To overcome this, Ofgem added a requirement that suppliers must be able to demonstrate ‘additionality’ in order to market green products. This essentially meant that they needed to do more than they were already required to do by regulation in order to market a tariff as green. We translated this into a materiality requirement of our own in our supplier selection criteria.

Since the additionality requirement was added, the market for green energy has evolved, and suppliers offering a mix of green and non-green tariffs are less and less common. All of the suppliers on Big Clean Switch match 100% of their electricity with green energy.

How Big Clean Switch helps navigate greenwash

We created Big Clean Switch to make it easy for UK homes to navigate some of the issues covered above. You shouldn’t need to be an expert on renewable energy certificates to make a positive choice to help the environment. So, before we bring a new supplier onto our panel, we check them against out tariff selection criteria. That means all their green tariffs must be backed by renewable energy generated in the UK, they can’t include large-scale biomass, and they have to ensure certificates relate to the same period the energy was used. All of which means you can use Big Clean Switch confident that your green tariff does what it says on the tin, and ensures all the electricity you use is matched by green electricity generated here in the UK.

Which forms of energy are covered by green energy tariffs?

The UK government currently issues REGOs for the following types of electricity generation:

  • Biofuels (broken down into ‘biodegradable’, ‘biogas’, ‘biomass’ and ‘sewage gas’)
  • Hydro (broken down into plain old ‘hydro’ – harnessing the power of rivers – and ‘filled storage hydro’ (holding water behind a damn and then releasing it downhill to produce power)
  • Landfill gas
  • Ocean energy (the power of the tides and waves)
  • Wind (offshore and onshore)
  • Photovoltaic (more popularly known as solar power)

However, we exclude large-scale biomass from our own definition, as described in the green gas section of this Guide to Green Energy Tariffs.

Do green tariffs include green gas?

Our supplier selection criteria only require tariffs to be matched by renewable electricity. If you also use gas in your home, in most cases your gas supply will reflect the overall gas grid mix.

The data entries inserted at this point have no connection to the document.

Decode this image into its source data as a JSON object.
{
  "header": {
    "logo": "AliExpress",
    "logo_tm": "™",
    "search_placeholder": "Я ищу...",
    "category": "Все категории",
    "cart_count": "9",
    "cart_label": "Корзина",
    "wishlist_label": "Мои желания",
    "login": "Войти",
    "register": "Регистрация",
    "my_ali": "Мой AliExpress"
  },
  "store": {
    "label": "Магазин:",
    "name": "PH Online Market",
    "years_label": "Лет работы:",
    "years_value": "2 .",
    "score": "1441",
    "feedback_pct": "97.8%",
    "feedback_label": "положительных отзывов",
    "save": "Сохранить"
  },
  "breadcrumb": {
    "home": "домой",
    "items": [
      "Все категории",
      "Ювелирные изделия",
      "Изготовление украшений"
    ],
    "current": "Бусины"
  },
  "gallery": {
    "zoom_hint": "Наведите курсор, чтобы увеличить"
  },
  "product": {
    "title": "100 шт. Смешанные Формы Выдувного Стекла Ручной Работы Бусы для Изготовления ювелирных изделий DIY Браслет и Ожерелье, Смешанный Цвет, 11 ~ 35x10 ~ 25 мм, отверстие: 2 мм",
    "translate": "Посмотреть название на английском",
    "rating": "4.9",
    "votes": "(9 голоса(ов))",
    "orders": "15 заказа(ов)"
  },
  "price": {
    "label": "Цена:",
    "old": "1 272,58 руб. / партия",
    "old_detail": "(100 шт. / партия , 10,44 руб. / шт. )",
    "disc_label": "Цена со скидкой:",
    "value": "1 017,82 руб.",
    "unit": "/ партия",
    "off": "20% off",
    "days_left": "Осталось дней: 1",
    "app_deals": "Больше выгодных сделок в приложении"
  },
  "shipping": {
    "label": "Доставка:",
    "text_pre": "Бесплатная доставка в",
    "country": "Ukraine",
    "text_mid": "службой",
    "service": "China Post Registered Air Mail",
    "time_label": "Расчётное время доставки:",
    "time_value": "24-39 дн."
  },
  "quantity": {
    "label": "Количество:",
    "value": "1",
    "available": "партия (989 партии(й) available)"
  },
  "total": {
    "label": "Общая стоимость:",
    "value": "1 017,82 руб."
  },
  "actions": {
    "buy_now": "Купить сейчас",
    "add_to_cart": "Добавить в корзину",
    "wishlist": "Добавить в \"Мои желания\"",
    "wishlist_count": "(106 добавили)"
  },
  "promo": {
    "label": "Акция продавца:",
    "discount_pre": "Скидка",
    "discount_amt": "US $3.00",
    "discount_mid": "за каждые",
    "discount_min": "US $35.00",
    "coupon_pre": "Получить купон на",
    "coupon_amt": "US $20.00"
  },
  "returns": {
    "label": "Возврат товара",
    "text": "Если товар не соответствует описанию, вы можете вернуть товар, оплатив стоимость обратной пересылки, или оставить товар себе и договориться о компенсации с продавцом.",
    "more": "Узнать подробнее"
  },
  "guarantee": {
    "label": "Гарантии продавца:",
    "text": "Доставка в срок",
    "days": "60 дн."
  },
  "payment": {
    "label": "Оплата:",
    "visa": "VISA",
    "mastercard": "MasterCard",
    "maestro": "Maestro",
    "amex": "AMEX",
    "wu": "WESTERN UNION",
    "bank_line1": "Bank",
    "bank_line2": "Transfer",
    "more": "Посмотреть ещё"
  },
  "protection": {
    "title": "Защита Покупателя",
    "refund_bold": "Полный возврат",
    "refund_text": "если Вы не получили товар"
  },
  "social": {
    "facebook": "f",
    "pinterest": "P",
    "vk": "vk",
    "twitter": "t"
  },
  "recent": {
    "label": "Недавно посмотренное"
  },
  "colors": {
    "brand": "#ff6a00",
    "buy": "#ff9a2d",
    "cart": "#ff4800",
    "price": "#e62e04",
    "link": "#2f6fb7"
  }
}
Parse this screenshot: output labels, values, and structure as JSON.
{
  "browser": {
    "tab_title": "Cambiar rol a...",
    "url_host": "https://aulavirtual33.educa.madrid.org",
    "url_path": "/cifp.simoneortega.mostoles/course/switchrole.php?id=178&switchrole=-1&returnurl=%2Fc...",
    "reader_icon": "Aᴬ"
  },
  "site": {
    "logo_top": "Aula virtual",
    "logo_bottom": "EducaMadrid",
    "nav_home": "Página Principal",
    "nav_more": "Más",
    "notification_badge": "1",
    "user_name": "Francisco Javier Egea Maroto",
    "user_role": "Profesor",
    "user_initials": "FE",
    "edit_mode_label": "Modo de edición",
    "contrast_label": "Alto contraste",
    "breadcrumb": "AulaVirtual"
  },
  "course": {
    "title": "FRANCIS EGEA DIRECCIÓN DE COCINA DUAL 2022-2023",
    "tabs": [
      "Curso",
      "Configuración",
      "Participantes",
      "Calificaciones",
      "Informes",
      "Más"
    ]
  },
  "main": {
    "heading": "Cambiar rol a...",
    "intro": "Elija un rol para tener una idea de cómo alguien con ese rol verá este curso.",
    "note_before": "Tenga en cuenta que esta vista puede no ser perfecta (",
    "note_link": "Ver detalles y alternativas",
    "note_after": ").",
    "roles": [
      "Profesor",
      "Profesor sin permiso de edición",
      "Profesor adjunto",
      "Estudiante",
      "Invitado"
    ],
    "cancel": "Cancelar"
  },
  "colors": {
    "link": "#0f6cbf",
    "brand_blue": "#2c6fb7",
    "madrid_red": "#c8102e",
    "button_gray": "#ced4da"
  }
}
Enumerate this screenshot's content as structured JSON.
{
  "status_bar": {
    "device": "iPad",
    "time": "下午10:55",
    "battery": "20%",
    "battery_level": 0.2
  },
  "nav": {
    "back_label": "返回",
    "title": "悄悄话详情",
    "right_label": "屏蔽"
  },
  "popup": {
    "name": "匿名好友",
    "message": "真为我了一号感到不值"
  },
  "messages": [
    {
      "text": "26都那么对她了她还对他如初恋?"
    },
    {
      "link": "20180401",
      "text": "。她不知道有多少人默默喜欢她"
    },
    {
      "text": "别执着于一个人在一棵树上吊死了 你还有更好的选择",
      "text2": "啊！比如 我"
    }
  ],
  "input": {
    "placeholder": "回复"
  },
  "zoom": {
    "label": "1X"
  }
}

Although there is some ‘green gas’ within this mix, we don’t require suppliers to go over and above this in order to list them. That’s because green electricity, green gas poses challenges if used at scale.

Green gas, or ‘biogas’ is generated when organic material breaks down. It can then either be burned to power turbines that generate electricity, or added to the natural gas grid. As with other biofuels, green gas is considered low carbon because the materials used to generate the gas are normally replaced with new crops that absorb a similar amount of greenhouse gases from the atmosphere.

A lot of green gas in the UK is currently generated by using waste such as farm and food waste, or even sewage. Although reducing waste will always be preferable to using it to generate energy, some waste is unavoidable, and using it to generate green gas makes sense. If we wanted to replace all of the UK’s gas use with green gas, however, we’d have to look beyond waste materials, and grow additional crops, known as ‘energy crops’, to generate enough gas. If we did this in the UK, it would be at the expense of much of our current agricultural land, so instead, the chances are we would end up importing energy crops from overseas. That in turn would be likely to lead to significant impacts – including rainforest destruction – in other parts of the world, just as our demand for palm oil has.

We’ve gone into more detail on the issues around green gas here.

Some of the suppliers on Big Clean Switch do choose to purchase or generate green gas – where this is the case it will be indicated in the ‘more info’ section alongside each tariff. Others, such as Octopus, will also buy carbon offsets to cover your gas use, helping to fund projects in other parts of the world that will result in greenhouse gases being absorbed from the atmosphere. In both cases, these options tend to result in higher prices.